"Procmail can be used to create mail-servers, mailing lists, sort your incoming mail into separate folders/files (real convenient when subscribing to one or more mailing lists or for prioritising your mail), preprocess your mail, start any programs upon mail arrival (e.g. to generate different chimes on your workstation for different types of mail) or selectively forward certain incoming mail automatically to someone"(*).
Though difficult to get one's head around its rules system is quite straightforward once you understand it. Here is a pretend .procmailrc file:
SHELL=/bin/bash
MAILDIR=$HOME/mail
DEFAULT=$HOME/Mailbox
LOGFILE=$MAILDIR/logfile
SENDMAIL=/usr/sbin/sendmail
VERBOSE=no
MY_MAIL_ADDR=foo@foo.com

# junk rules
:0 H:
* ^(From|X-From-Line|Return-Path):.*hotmail\.com
* !^X-Originating-IP:
junk

# Temporarily catch the rest of the mail, just in case...
:0 c
mail-inbox-copy

# Switching final delivery to qmail...

:0
* ^TO*
! mymailbox@foo.foo.com

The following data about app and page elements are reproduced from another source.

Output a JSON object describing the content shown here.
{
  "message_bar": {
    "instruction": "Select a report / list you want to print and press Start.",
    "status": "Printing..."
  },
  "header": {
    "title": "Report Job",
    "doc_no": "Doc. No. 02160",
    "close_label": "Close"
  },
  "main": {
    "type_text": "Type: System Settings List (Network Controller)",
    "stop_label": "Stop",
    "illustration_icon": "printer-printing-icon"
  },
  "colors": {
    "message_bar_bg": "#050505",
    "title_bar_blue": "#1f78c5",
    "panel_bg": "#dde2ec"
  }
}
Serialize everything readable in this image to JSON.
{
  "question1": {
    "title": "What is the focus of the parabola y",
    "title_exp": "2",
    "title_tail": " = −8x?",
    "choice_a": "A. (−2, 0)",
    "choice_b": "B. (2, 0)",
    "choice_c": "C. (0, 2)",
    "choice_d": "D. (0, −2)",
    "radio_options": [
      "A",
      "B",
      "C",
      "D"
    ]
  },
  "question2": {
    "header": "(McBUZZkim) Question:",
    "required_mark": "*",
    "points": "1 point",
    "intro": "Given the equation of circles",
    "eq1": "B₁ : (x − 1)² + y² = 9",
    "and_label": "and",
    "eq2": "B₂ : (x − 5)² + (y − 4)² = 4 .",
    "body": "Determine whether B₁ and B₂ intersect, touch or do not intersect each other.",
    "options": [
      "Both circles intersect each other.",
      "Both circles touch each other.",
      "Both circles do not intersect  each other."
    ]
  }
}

The top is the header, then the rules start. A rule begins with :0 and ends at the next one... If there are no characters following the 0 then it is a normal, filtering rule (i.e. it filters mail matching the regular expression to where you tell it); if it is anything else (e.g. a c -- copy -- or f -- filter but then pass on to next rule) then it does what you tell it (again). The next bits (starting with the *s are the regular expressions -- they can get quite complicated -- and then the last bit is what to do with it (e.g. just put it in a folder, or forward (!) on to another e-mail a/c).

More succinct info can be found at:

  • the Procmail homepage -- http://www.procmail.org/
  • ii.com's "Processing Messages with Procmail" -- http://www.ii.com/internet/robots/procmail/
  • The Procmail mini-FAQ -- http://www.ling.helsinki.fi/users/reriksso/procmail/mini-faq.html
  • Jari Aalto's procmail pages -- http://www.procmail.org/jari/

(*) procmail.org, the procmail homepage